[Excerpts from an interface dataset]
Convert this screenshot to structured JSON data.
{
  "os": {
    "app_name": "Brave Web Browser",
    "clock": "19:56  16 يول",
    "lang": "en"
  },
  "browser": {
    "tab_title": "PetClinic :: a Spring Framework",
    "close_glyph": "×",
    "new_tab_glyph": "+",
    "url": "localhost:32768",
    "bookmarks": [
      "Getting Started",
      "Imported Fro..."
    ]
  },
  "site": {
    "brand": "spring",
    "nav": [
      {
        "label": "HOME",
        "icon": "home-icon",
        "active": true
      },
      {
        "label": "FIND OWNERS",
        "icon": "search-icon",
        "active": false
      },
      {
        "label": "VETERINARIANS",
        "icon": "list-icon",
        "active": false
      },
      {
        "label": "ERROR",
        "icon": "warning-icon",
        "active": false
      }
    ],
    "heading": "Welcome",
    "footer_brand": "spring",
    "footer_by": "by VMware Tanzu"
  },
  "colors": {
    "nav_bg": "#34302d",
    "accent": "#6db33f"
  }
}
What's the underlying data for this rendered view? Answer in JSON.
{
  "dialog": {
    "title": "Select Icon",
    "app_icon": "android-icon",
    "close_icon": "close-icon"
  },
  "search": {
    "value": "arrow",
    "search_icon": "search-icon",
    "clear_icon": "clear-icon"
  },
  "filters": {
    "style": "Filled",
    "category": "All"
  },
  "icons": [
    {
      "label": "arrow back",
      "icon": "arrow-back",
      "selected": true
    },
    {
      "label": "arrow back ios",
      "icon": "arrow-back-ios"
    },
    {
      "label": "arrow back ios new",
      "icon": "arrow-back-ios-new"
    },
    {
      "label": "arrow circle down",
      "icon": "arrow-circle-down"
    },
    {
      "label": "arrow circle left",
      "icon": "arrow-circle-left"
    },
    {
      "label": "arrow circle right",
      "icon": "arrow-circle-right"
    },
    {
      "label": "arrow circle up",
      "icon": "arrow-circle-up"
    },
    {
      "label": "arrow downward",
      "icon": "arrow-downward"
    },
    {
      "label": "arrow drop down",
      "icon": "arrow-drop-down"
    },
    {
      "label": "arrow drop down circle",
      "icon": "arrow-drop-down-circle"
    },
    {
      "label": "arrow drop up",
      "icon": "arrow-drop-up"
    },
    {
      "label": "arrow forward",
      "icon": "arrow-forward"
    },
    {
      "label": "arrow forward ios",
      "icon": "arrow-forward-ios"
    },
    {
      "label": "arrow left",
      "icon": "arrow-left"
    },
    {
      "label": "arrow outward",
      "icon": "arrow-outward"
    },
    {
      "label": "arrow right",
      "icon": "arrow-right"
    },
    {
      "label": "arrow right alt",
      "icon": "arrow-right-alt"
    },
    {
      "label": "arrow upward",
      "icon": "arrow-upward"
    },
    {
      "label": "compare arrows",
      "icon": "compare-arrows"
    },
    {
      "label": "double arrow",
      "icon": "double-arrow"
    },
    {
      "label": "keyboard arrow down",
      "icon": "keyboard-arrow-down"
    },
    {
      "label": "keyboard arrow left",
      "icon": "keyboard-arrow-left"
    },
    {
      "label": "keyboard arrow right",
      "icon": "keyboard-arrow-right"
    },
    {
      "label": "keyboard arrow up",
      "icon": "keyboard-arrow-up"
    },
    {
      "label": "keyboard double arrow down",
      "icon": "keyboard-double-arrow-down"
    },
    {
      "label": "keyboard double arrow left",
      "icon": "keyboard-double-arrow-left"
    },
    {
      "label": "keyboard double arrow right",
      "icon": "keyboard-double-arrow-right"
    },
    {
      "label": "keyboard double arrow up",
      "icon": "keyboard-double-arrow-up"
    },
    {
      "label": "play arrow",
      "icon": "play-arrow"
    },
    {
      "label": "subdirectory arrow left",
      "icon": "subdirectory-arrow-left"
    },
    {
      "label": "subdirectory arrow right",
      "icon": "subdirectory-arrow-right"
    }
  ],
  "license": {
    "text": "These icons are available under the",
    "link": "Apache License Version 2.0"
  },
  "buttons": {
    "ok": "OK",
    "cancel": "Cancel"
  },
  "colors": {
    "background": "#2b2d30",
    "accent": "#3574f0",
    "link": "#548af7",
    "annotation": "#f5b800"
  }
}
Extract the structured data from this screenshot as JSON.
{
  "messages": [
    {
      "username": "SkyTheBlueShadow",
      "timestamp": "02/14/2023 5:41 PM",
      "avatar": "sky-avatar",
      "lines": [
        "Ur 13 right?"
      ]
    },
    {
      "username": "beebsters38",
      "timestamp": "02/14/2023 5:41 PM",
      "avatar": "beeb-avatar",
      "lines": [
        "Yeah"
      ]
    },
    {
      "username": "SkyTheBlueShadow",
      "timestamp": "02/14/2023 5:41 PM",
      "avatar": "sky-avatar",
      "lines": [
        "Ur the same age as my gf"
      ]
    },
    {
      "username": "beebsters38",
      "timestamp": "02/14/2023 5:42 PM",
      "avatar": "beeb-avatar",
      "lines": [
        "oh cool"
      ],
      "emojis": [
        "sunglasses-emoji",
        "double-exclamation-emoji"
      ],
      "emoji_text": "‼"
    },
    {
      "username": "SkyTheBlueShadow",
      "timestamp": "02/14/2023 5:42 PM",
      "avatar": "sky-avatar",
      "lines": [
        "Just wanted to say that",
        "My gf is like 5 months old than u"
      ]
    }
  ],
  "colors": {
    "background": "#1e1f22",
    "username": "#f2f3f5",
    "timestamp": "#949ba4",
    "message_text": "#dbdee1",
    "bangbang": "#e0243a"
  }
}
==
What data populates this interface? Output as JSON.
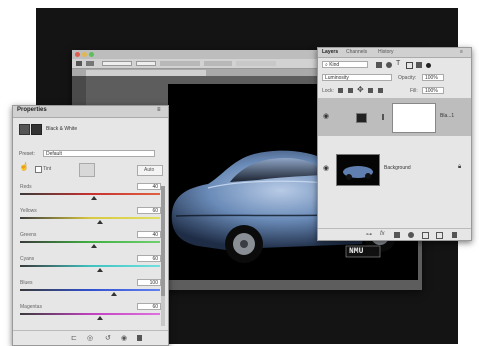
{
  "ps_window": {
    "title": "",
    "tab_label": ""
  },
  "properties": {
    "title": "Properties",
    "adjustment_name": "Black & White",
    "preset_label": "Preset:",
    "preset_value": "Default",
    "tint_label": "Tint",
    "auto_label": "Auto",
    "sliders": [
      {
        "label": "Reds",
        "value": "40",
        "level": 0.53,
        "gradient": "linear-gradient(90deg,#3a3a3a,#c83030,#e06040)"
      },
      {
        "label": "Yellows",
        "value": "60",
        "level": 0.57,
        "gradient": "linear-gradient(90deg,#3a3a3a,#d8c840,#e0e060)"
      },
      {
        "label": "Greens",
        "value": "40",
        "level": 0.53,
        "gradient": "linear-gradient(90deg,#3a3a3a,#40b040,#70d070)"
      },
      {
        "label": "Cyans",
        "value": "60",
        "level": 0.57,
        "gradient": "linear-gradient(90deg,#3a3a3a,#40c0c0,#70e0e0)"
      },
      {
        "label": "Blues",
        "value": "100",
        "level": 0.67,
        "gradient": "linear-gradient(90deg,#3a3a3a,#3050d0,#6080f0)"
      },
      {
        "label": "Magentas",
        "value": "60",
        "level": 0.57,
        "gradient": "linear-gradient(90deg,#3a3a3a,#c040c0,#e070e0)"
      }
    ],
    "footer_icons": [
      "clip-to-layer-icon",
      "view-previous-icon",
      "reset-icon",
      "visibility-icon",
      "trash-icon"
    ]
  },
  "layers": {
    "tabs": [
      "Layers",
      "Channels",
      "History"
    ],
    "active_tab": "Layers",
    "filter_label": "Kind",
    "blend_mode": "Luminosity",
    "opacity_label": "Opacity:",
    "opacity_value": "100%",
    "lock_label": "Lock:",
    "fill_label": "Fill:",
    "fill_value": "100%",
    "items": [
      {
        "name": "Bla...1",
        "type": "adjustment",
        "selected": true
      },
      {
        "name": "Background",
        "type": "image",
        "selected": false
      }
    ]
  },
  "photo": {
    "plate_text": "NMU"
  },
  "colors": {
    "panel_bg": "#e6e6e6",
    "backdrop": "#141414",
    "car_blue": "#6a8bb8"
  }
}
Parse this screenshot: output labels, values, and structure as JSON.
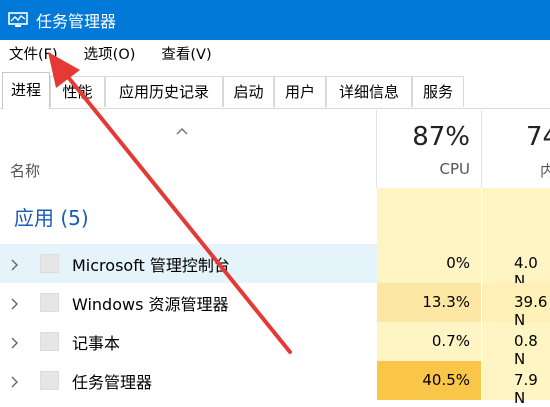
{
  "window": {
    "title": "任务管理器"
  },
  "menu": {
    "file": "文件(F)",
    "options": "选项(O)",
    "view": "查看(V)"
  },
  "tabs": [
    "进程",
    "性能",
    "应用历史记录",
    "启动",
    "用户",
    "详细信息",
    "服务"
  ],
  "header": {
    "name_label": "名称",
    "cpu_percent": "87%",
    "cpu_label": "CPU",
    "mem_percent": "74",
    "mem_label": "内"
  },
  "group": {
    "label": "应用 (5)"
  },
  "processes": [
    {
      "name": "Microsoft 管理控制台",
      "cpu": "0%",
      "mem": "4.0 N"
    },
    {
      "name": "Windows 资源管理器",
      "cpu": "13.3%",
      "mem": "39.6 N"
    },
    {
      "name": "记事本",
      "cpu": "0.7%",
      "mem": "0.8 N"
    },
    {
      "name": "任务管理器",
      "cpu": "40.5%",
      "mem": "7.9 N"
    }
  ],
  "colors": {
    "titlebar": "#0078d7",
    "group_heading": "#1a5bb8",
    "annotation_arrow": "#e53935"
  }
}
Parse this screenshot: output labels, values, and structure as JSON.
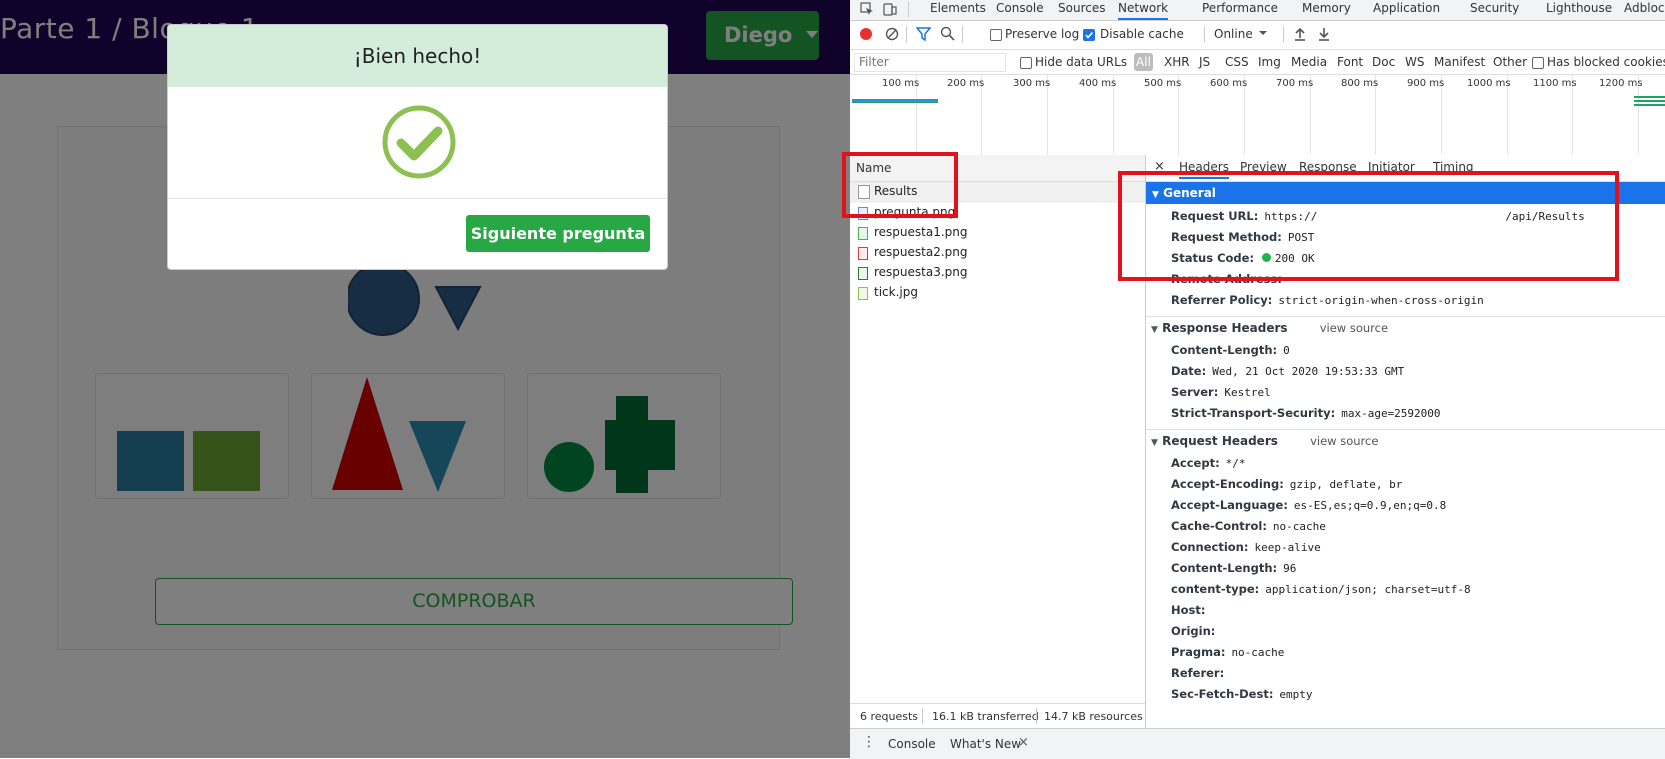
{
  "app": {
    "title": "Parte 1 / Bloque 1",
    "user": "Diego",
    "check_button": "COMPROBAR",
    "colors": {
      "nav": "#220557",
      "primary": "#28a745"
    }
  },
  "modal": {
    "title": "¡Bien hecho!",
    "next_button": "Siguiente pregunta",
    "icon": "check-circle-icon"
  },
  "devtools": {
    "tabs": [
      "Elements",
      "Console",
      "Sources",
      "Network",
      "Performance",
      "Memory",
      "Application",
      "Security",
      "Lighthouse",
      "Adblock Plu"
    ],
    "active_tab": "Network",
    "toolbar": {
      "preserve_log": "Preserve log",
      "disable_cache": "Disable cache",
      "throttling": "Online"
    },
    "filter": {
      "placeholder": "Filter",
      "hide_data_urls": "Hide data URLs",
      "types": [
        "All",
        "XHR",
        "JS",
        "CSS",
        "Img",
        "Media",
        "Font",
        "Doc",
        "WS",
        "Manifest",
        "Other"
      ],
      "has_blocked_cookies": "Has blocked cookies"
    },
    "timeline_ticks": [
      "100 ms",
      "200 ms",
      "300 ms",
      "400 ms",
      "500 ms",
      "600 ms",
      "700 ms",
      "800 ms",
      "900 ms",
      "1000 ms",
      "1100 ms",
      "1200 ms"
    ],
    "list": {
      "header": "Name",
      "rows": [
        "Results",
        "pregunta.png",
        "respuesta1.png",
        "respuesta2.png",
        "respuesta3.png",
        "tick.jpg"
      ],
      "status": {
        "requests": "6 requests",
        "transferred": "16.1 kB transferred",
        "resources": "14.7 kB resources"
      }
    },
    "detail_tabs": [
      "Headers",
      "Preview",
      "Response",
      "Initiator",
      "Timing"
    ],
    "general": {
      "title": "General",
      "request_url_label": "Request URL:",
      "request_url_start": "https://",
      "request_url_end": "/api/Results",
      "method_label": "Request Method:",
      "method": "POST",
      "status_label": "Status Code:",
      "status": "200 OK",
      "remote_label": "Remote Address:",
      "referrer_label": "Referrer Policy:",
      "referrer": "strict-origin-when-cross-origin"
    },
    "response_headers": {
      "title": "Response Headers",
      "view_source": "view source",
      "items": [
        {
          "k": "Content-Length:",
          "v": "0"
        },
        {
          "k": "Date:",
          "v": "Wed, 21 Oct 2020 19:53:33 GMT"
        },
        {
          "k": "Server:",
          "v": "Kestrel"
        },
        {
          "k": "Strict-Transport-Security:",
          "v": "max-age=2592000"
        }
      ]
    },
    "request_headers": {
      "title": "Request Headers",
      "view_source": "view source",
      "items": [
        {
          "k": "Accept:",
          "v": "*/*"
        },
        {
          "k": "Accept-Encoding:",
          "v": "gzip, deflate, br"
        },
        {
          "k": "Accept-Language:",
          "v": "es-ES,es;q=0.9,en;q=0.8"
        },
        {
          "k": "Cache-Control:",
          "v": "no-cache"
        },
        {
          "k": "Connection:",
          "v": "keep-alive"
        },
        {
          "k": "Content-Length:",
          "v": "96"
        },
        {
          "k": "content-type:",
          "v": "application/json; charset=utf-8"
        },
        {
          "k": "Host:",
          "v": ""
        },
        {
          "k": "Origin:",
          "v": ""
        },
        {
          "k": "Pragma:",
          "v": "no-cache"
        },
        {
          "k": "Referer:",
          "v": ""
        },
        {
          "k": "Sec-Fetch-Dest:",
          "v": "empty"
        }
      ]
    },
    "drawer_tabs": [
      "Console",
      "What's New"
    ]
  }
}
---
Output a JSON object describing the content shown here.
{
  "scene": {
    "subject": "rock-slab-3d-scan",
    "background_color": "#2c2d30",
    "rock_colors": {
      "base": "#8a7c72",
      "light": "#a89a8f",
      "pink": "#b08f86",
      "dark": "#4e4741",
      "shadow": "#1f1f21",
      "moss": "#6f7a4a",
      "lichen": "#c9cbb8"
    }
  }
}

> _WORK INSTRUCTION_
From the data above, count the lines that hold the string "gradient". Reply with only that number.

> _TASK OUTPUT_
6